Engagement at the local level is also a further, practical challenge. When designing and delivering partnerships for the SDGs, it is important to use approaches that enable local people to participate in the process. Evidence tells us that there are still challenges in engaging important marginalised groups and integrating localised and indigenous knowledge of sustainability into partnership works7. A measure to overcome these challenges includes designing equitable partnerships to enable a wide diversity of people to participate, and these approaches are then shared to build capacity for all involved10. Collaborative approaches include ways of working together which enable genders, cultures, castes, or socio-economic groups to work together, even if typical cultural settings would not normally support these ways of working.

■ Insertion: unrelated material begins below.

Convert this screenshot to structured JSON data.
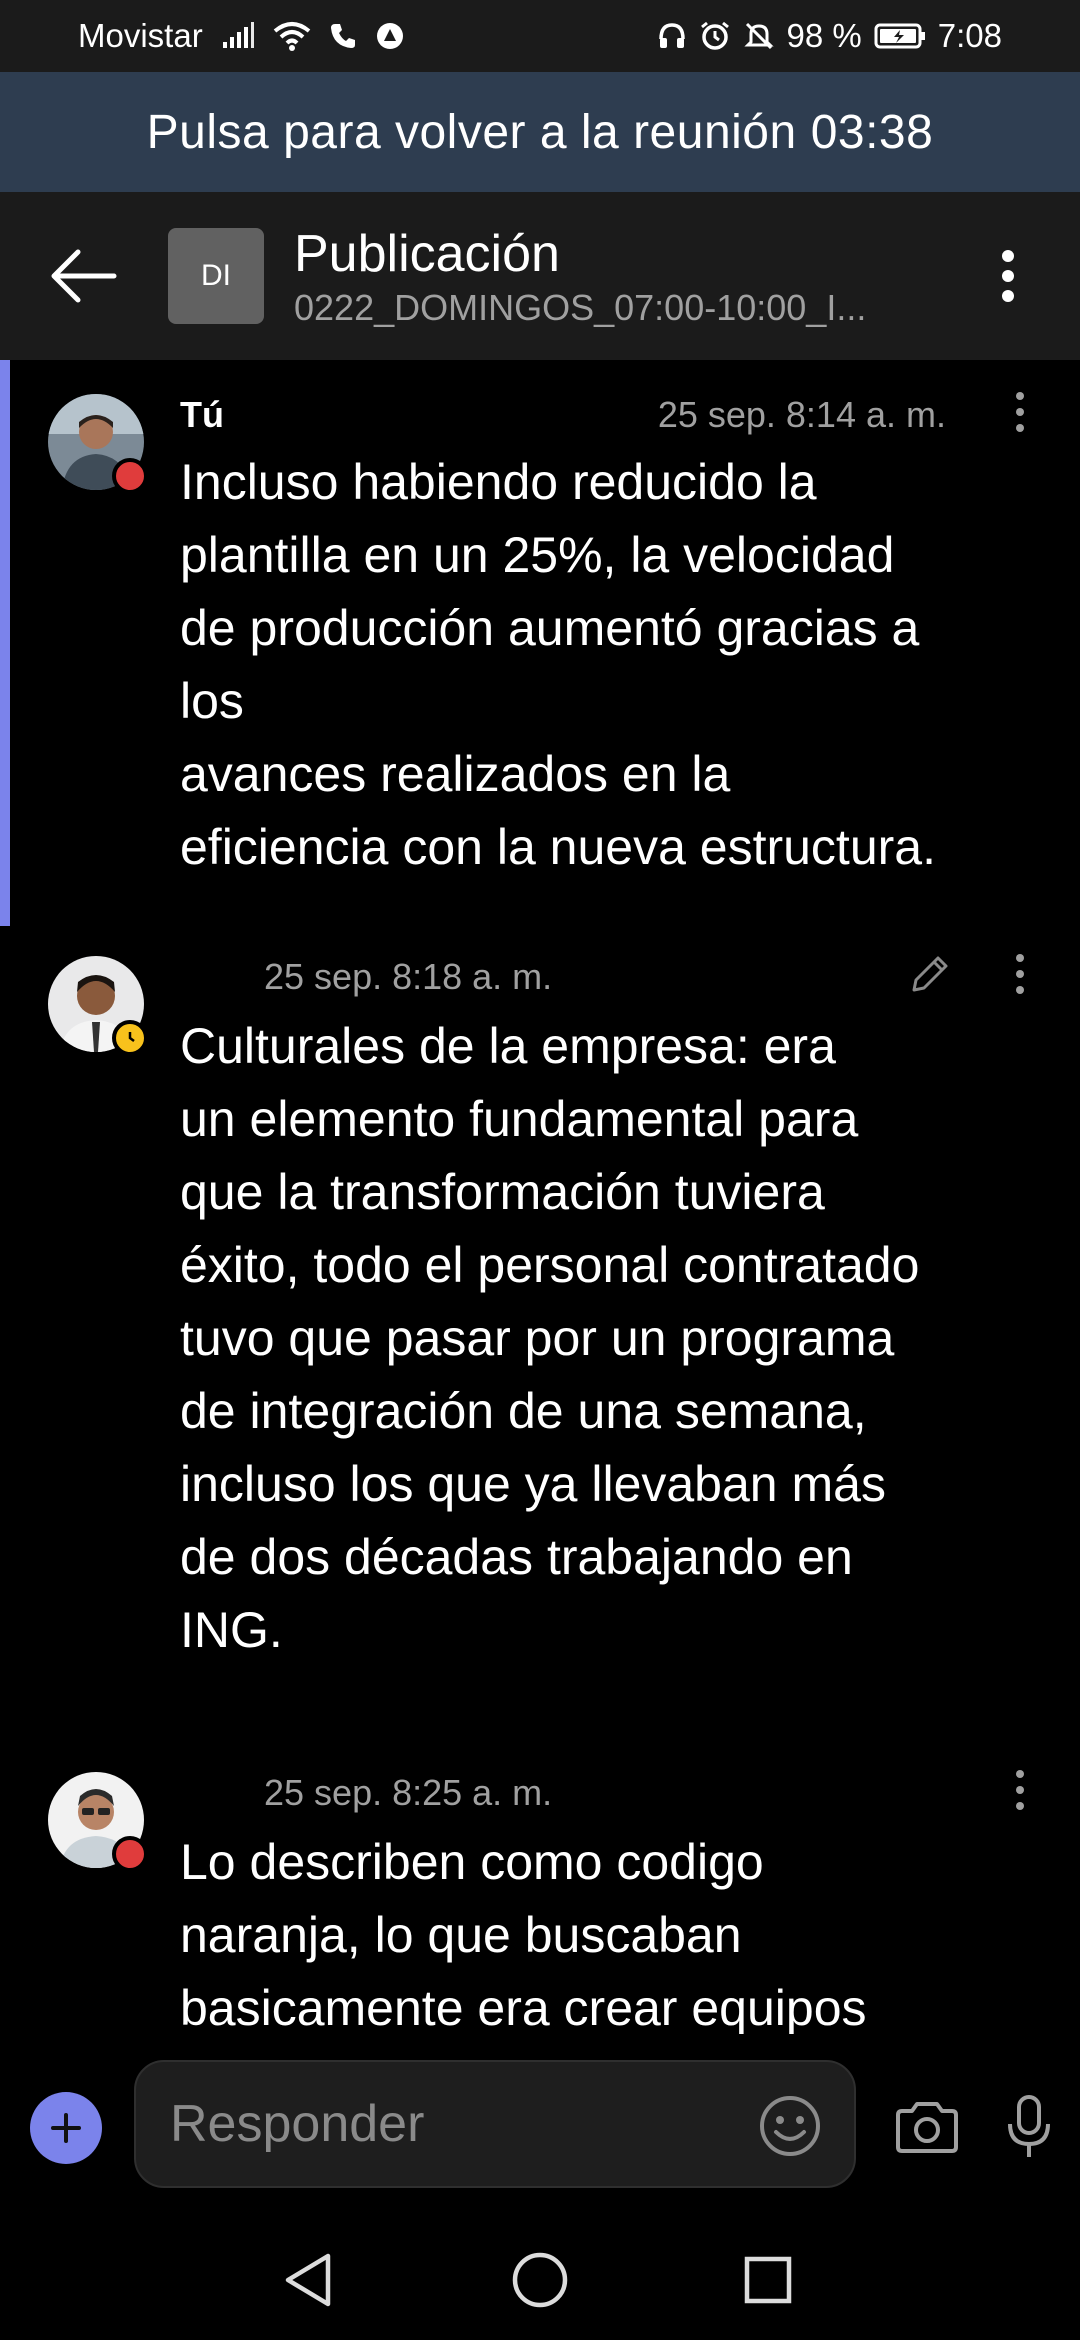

Institutional and legal barriers may also pose an obstacle in respect of international partnerships, where different bureaucratic or commercial protectionism can significantly hinder collaborative efforts. This can be particularly observed within partnerships attempting to promote clean and affordable energy. For example, where there are major challenges in accessing and sharing data and sometimes equipment-related to sustainable energy use. Data are often heavily guarded by oligopolies, which place a great financial value on it, but also often have responsibilities in managing the safety, security, and resilience of power networks across large geographic networks and regions11. Political leadership supporting sustainable development at the highest levels is a critical measure for addressing this challenge10. This can include politicians setting policies that state ambitious targets or tax arrangements that incentivise their achievements, such as tax benefits or lower business charges for lower business or transport emissions.

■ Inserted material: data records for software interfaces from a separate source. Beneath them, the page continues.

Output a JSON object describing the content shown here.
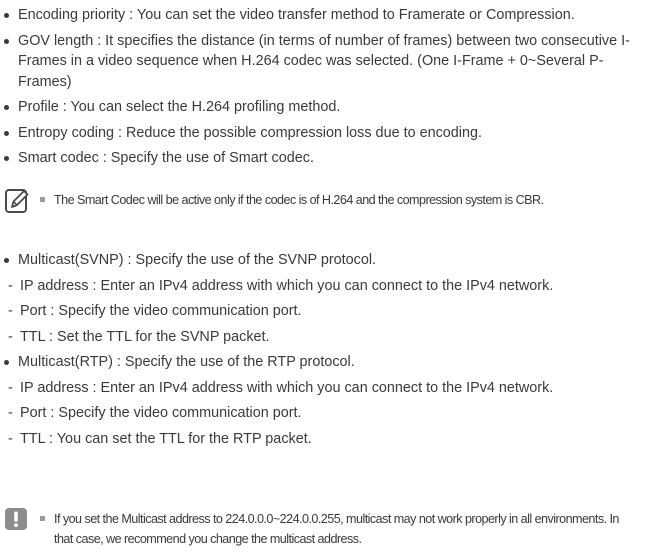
{
  "section1": {
    "items": [
      "Encoding priority : You can set the video transfer method to Framerate or Compression.",
      "GOV length : It specifies the distance (in terms of number of frames) between two consecutive I-Frames in a video sequence when H.264 codec was selected. (One I-Frame + 0~Several P-Frames)",
      "Profile : You can select the H.264 profiling method.",
      "Entropy coding : Reduce the possible compression loss due to encoding.",
      "Smart codec : Specify the use of Smart codec."
    ]
  },
  "note1": {
    "icon": "pencil-note-icon",
    "text": "The Smart Codec will be active only if the codec is of H.264 and the compression system is CBR."
  },
  "section2": {
    "svnp": {
      "title": "Multicast(SVNP) : Specify the use of the SVNP protocol.",
      "subs": [
        "IP address : Enter an IPv4 address with which you can connect to the IPv4 network.",
        "Port : Specify the video communication port.",
        "TTL : Set the TTL for the SVNP packet."
      ]
    },
    "rtp": {
      "title": "Multicast(RTP) : Specify the use of the RTP protocol.",
      "subs": [
        "IP address : Enter an IPv4 address with which you can connect to the IPv4 network.",
        "Port : Specify the video communication port.",
        "TTL : You can set the TTL for the RTP packet."
      ]
    }
  },
  "note2": {
    "icon": "warning-icon",
    "text": "If you set the Multicast address to 224.0.0.0~224.0.0.255, multicast may not work properly in all environments. In that case, we recommend you change the multicast address."
  }
}
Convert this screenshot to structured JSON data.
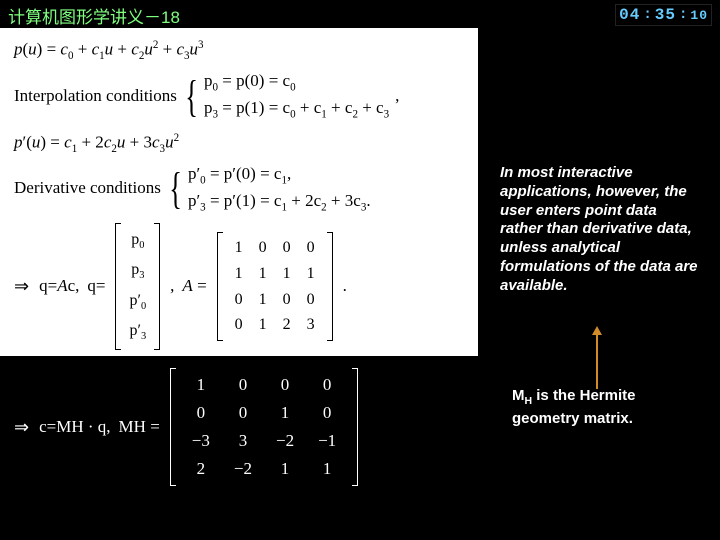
{
  "header": {
    "title": "计算机图形学讲义－18",
    "clock": {
      "hh": "04",
      "mm": "35",
      "ss": "10"
    }
  },
  "math": {
    "poly": "p(u) = c₀ + c₁u + c₂u² + c₃u³",
    "interp_label": "Interpolation conditions",
    "interp_1": "p₀ = p(0) = c₀",
    "interp_2": "p₃ = p(1) = c₀ + c₁ + c₂ + c₃",
    "deriv_poly": "p′(u) = c₁ + 2c₂u + 3c₃u²",
    "deriv_label": "Derivative conditions",
    "deriv_1": "p′₀ = p′(0) = c₁,",
    "deriv_2": "p′₃ = p′(1) = c₁ + 2c₂ + 3c₃.",
    "qAc": "q=Ac,",
    "q_eq": "q=",
    "q_vec": [
      "p₀",
      "p₃",
      "p′₀",
      "p′₃"
    ],
    "A_eq": "A =",
    "A": [
      [
        "1",
        "0",
        "0",
        "0"
      ],
      [
        "1",
        "1",
        "1",
        "1"
      ],
      [
        "0",
        "1",
        "0",
        "0"
      ],
      [
        "0",
        "1",
        "2",
        "3"
      ]
    ],
    "cMHq": "c=M_H · q,",
    "MH_eq": "M_H =",
    "MH": [
      [
        "1",
        "0",
        "0",
        "0"
      ],
      [
        "0",
        "0",
        "1",
        "0"
      ],
      [
        "−3",
        "3",
        "−2",
        "−1"
      ],
      [
        "2",
        "−2",
        "1",
        "1"
      ]
    ],
    "implies": "⇒",
    "comma": ",",
    "period": "."
  },
  "side": {
    "note": "In most interactive applications, however, the user enters point data rather than derivative data, unless analytical formulations of the data are available.",
    "caption_pre": "M",
    "caption_sub": "H",
    "caption_post": " is the Hermite geometry matrix."
  }
}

There are encouraging signs of progress in respect to the implementation of SDG17, but the current obstacles addressed in this commentary are hindering progress. One way forward is by placing SDG17 more prominently as a cross-cutting SDG. Clear processes and structures should be put in place to encourage partnerships at both local and global levels. And that developing countries are better placed- to take better advantage of the many opportunities they offer, exploring available resources. The key to achieve this is for companies, organisations, and governments to create alliances at all levels, especially in relation to human and logistical resources, economic development, and access to new technologies and social innovation. Some of these actions include responsible international trade with shared value policies aimed at the SDGs beyond legal obligations. In doing so, this means that more strategic alliances are needed in order to achieve synergies and maximise the use of those resources, as well as intending to prevent the duplication of efforts.

As this commentary has shown, the worldwide implementation of the SDGs is presented as a dichotomy between the many threats to their implementation and the opportunities that exist in building momentum for them, particularly in the COVID-19 post-pandemic world we find ourselves in. The SDGs are a roadmap to the year 2030 that not only invites, but also requires organisations to work together and undertake specific actions to address the many challenges the world is facing today. The SDGs can only be fully achieved by means of global, regional, and local partnerships, where both the private and public sectors work together with NGOs, charities, stakeholder groups, and funding agencies.